=== WORK TO BE COMPLETED ===
Each line from the one containing "Decode this image" through the last line of the records below is to be repeated as written, with nothing added.

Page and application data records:
((
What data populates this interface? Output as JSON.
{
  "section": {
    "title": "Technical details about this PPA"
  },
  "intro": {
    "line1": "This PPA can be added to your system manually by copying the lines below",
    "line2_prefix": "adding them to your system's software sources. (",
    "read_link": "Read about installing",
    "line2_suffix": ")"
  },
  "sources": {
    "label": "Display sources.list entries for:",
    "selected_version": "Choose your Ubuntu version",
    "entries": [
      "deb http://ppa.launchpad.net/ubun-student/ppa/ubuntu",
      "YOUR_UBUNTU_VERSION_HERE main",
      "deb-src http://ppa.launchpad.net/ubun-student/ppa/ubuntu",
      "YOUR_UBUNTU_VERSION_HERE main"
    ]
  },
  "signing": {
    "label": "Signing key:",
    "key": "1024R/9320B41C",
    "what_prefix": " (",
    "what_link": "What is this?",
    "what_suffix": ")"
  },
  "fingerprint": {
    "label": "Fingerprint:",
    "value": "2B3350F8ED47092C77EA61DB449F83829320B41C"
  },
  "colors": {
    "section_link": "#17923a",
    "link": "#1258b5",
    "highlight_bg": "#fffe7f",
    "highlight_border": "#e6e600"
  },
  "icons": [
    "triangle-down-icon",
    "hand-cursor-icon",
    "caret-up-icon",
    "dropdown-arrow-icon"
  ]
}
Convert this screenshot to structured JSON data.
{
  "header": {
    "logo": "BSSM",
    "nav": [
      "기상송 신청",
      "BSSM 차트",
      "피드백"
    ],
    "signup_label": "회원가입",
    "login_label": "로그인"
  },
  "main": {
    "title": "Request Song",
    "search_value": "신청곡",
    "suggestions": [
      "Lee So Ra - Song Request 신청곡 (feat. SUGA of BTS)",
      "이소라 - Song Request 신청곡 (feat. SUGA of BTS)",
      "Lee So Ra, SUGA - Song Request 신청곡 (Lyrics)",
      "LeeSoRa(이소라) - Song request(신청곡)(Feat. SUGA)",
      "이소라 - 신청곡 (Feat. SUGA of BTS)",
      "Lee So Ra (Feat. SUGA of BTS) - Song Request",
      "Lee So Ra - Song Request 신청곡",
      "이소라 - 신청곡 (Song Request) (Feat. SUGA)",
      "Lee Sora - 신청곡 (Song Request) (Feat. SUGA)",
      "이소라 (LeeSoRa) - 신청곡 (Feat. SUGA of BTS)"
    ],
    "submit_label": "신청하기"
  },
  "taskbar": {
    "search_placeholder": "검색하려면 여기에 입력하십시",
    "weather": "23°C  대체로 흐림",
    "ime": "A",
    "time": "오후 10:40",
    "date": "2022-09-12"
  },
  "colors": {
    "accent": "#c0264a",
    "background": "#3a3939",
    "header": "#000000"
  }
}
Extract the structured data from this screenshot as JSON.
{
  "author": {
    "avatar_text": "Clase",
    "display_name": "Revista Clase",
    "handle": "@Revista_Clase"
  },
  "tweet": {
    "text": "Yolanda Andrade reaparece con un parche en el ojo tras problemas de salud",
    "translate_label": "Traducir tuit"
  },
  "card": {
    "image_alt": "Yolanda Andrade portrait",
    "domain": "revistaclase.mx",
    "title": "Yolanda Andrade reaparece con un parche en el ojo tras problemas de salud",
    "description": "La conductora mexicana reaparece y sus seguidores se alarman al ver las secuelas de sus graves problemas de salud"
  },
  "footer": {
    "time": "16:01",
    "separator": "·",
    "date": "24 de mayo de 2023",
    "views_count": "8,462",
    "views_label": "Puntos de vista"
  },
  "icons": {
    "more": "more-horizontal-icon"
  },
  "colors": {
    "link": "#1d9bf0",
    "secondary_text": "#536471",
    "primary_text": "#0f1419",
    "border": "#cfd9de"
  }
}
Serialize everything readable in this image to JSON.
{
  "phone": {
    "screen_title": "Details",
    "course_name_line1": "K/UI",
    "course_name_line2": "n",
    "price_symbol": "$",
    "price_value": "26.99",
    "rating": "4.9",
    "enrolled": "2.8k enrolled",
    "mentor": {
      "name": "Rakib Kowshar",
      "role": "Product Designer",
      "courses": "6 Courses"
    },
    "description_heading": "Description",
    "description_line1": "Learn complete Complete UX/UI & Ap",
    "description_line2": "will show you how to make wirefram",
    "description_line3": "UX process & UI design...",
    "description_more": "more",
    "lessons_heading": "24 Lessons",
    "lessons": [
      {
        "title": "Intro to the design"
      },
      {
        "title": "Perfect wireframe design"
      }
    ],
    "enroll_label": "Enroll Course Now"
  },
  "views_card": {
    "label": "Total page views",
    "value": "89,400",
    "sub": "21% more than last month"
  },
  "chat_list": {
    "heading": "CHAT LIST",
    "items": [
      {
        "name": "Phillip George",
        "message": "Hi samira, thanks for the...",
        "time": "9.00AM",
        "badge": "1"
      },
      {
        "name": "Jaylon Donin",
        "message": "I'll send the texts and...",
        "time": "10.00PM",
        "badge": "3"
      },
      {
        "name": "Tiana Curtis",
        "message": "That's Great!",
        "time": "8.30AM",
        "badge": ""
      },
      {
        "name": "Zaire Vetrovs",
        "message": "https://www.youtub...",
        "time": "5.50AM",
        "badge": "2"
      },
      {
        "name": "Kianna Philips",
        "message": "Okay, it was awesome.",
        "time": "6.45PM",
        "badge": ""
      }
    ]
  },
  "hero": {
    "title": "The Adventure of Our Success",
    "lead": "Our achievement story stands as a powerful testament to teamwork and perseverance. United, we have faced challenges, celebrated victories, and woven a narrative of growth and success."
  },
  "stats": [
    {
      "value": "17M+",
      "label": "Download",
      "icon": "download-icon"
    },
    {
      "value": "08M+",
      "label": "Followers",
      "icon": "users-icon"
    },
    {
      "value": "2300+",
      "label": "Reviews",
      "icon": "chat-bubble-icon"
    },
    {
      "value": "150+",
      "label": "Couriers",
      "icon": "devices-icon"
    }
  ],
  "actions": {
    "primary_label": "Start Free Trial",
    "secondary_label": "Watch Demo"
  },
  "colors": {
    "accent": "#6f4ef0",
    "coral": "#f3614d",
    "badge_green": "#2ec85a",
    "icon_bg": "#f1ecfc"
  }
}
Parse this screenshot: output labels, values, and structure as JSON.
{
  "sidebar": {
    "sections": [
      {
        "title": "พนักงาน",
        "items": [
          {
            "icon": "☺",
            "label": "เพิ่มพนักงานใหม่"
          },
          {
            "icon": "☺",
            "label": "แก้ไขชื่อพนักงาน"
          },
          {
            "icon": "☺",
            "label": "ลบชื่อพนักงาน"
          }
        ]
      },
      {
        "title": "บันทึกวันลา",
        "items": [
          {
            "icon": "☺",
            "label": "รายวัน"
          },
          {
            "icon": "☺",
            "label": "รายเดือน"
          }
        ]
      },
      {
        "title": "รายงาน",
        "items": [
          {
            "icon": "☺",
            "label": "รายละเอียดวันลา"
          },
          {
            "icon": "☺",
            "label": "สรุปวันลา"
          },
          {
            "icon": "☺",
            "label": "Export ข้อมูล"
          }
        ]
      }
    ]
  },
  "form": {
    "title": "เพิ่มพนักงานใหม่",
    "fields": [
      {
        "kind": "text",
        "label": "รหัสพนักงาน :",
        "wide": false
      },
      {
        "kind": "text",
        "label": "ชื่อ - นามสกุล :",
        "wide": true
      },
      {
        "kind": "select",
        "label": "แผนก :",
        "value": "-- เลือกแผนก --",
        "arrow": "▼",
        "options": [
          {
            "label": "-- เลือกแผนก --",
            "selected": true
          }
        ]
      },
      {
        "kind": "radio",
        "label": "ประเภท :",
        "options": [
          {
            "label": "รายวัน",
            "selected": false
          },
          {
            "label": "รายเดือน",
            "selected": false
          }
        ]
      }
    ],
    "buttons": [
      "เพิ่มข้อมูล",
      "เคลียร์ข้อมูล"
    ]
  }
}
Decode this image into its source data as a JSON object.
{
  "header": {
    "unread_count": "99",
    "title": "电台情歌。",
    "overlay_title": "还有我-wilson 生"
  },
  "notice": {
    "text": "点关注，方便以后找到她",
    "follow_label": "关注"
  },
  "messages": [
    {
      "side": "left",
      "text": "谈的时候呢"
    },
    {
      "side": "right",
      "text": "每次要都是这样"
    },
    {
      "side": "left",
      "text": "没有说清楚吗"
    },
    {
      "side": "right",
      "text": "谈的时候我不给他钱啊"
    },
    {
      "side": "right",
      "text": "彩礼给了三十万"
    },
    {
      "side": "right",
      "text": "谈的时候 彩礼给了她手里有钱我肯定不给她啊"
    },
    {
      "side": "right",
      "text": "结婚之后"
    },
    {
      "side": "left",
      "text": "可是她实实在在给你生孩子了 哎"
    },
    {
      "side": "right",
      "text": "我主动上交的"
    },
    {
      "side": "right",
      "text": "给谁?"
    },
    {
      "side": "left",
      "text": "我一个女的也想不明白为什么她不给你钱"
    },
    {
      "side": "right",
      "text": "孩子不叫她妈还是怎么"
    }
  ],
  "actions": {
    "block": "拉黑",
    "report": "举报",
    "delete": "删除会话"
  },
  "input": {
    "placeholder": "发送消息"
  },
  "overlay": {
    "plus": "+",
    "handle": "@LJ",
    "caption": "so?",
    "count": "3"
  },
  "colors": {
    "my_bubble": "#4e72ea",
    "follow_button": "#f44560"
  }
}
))
=== REPLY TO THE TASK ===
Decode this image into its source data as a JSON object.
{
  "header": {
    "unread_count": "99",
    "title": "电台情歌。",
    "overlay_title": "还有我-wilson 生"
  },
  "notice": {
    "text": "点关注，方便以后找到她",
    "follow_label": "关注"
  },
  "messages": [
    {
      "side": "left",
      "text": "谈的时候呢"
    },
    {
      "side": "right",
      "text": "每次要都是这样"
    },
    {
      "side": "left",
      "text": "没有说清楚吗"
    },
    {
      "side": "right",
      "text": "谈的时候我不给他钱啊"
    },
    {
      "side": "right",
      "text": "彩礼给了三十万"
    },
    {
      "side": "right",
      "text": "谈的时候 彩礼给了她手里有钱我肯定不给她啊"
    },
    {
      "side": "right",
      "text": "结婚之后"
    },
    {
      "side": "left",
      "text": "可是她实实在在给你生孩子了 哎"
    },
    {
      "side": "right",
      "text": "我主动上交的"
    },
    {
      "side": "right",
      "text": "给谁?"
    },
    {
      "side": "left",
      "text": "我一个女的也想不明白为什么她不给你钱"
    },
    {
      "side": "right",
      "text": "孩子不叫她妈还是怎么"
    }
  ],
  "actions": {
    "block": "拉黑",
    "report": "举报",
    "delete": "删除会话"
  },
  "input": {
    "placeholder": "发送消息"
  },
  "overlay": {
    "plus": "+",
    "handle": "@LJ",
    "caption": "so?",
    "count": "3"
  },
  "colors": {
    "my_bubble": "#4e72ea",
    "follow_button": "#f44560"
  }
}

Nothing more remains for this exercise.